**EXERCISE GOAL**
Print the listing in full, exactly as it stands.

----

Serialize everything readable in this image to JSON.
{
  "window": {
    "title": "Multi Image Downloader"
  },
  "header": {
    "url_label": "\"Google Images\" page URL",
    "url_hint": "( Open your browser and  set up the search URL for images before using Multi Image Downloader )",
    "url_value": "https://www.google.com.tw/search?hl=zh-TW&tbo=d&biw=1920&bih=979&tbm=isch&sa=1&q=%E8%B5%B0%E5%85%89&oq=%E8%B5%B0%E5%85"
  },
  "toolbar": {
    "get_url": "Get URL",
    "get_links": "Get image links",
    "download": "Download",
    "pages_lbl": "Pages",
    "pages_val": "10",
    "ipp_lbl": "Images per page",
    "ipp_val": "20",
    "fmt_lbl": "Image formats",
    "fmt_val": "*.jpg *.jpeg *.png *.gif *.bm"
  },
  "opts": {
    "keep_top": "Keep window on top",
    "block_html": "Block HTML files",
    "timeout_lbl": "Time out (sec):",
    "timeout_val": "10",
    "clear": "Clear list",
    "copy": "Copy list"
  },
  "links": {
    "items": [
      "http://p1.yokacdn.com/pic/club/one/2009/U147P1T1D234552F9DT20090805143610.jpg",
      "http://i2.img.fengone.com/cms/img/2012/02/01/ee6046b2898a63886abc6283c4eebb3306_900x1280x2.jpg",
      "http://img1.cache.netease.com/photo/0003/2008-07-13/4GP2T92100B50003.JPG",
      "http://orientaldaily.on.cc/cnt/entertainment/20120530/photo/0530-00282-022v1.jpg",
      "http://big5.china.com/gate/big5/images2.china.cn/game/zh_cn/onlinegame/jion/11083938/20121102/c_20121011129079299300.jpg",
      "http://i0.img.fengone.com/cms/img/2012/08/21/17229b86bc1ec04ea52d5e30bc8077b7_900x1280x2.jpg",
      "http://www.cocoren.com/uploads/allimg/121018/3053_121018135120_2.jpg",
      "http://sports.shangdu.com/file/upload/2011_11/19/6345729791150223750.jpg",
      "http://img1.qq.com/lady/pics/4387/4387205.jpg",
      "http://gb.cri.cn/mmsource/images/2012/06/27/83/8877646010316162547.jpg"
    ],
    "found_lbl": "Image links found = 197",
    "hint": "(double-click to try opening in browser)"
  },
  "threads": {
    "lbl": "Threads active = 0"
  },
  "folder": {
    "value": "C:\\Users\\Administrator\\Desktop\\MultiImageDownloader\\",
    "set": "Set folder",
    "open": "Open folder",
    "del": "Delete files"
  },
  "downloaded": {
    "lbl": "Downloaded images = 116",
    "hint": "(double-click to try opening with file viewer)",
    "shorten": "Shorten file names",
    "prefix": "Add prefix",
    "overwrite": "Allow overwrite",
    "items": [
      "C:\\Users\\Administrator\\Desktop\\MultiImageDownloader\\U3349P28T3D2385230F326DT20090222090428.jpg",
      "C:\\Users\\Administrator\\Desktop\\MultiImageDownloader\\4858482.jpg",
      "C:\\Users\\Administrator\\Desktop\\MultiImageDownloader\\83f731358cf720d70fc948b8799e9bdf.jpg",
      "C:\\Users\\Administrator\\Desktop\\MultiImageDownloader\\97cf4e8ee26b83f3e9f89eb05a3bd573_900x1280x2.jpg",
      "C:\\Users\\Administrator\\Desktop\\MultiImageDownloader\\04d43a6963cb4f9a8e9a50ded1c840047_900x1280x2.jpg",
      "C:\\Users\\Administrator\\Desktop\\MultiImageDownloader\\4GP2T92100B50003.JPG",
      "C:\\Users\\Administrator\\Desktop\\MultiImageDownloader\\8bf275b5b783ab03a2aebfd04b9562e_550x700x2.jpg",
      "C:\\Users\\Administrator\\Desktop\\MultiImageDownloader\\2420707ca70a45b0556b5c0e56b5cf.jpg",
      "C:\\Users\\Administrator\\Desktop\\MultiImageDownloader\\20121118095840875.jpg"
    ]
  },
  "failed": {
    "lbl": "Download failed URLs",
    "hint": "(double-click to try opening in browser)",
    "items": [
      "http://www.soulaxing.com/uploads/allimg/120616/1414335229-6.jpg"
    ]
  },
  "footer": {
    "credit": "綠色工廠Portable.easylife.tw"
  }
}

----

**WRITTEN RESPONSE**
Serialize everything readable in this image to JSON.
{
  "window": {
    "title": "Multi Image Downloader"
  },
  "header": {
    "url_label": "\"Google Images\" page URL",
    "url_hint": "( Open your browser and  set up the search URL for images before using Multi Image Downloader )",
    "url_value": "https://www.google.com.tw/search?hl=zh-TW&tbo=d&biw=1920&bih=979&tbm=isch&sa=1&q=%E8%B5%B0%E5%85%89&oq=%E8%B5%B0%E5%85"
  },
  "toolbar": {
    "get_url": "Get URL",
    "get_links": "Get image links",
    "download": "Download",
    "pages_lbl": "Pages",
    "pages_val": "10",
    "ipp_lbl": "Images per page",
    "ipp_val": "20",
    "fmt_lbl": "Image formats",
    "fmt_val": "*.jpg *.jpeg *.png *.gif *.bm"
  },
  "opts": {
    "keep_top": "Keep window on top",
    "block_html": "Block HTML files",
    "timeout_lbl": "Time out (sec):",
    "timeout_val": "10",
    "clear": "Clear list",
    "copy": "Copy list"
  },
  "links": {
    "items": [
      "http://p1.yokacdn.com/pic/club/one/2009/U147P1T1D234552F9DT20090805143610.jpg",
      "http://i2.img.fengone.com/cms/img/2012/02/01/ee6046b2898a63886abc6283c4eebb3306_900x1280x2.jpg",
      "http://img1.cache.netease.com/photo/0003/2008-07-13/4GP2T92100B50003.JPG",
      "http://orientaldaily.on.cc/cnt/entertainment/20120530/photo/0530-00282-022v1.jpg",
      "http://big5.china.com/gate/big5/images2.china.cn/game/zh_cn/onlinegame/jion/11083938/20121102/c_20121011129079299300.jpg",
      "http://i0.img.fengone.com/cms/img/2012/08/21/17229b86bc1ec04ea52d5e30bc8077b7_900x1280x2.jpg",
      "http://www.cocoren.com/uploads/allimg/121018/3053_121018135120_2.jpg",
      "http://sports.shangdu.com/file/upload/2011_11/19/6345729791150223750.jpg",
      "http://img1.qq.com/lady/pics/4387/4387205.jpg",
      "http://gb.cri.cn/mmsource/images/2012/06/27/83/8877646010316162547.jpg"
    ],
    "found_lbl": "Image links found = 197",
    "hint": "(double-click to try opening in browser)"
  },
  "threads": {
    "lbl": "Threads active = 0"
  },
  "folder": {
    "value": "C:\\Users\\Administrator\\Desktop\\MultiImageDownloader\\",
    "set": "Set folder",
    "open": "Open folder",
    "del": "Delete files"
  },
  "downloaded": {
    "lbl": "Downloaded images = 116",
    "hint": "(double-click to try opening with file viewer)",
    "shorten": "Shorten file names",
    "prefix": "Add prefix",
    "overwrite": "Allow overwrite",
    "items": [
      "C:\\Users\\Administrator\\Desktop\\MultiImageDownloader\\U3349P28T3D2385230F326DT20090222090428.jpg",
      "C:\\Users\\Administrator\\Desktop\\MultiImageDownloader\\4858482.jpg",
      "C:\\Users\\Administrator\\Desktop\\MultiImageDownloader\\83f731358cf720d70fc948b8799e9bdf.jpg",
      "C:\\Users\\Administrator\\Desktop\\MultiImageDownloader\\97cf4e8ee26b83f3e9f89eb05a3bd573_900x1280x2.jpg",
      "C:\\Users\\Administrator\\Desktop\\MultiImageDownloader\\04d43a6963cb4f9a8e9a50ded1c840047_900x1280x2.jpg",
      "C:\\Users\\Administrator\\Desktop\\MultiImageDownloader\\4GP2T92100B50003.JPG",
      "C:\\Users\\Administrator\\Desktop\\MultiImageDownloader\\8bf275b5b783ab03a2aebfd04b9562e_550x700x2.jpg",
      "C:\\Users\\Administrator\\Desktop\\MultiImageDownloader\\2420707ca70a45b0556b5c0e56b5cf.jpg",
      "C:\\Users\\Administrator\\Desktop\\MultiImageDownloader\\20121118095840875.jpg"
    ]
  },
  "failed": {
    "lbl": "Download failed URLs",
    "hint": "(double-click to try opening in browser)",
    "items": [
      "http://www.soulaxing.com/uploads/allimg/120616/1414335229-6.jpg"
    ]
  },
  "footer": {
    "credit": "綠色工廠Portable.easylife.tw"
  }
}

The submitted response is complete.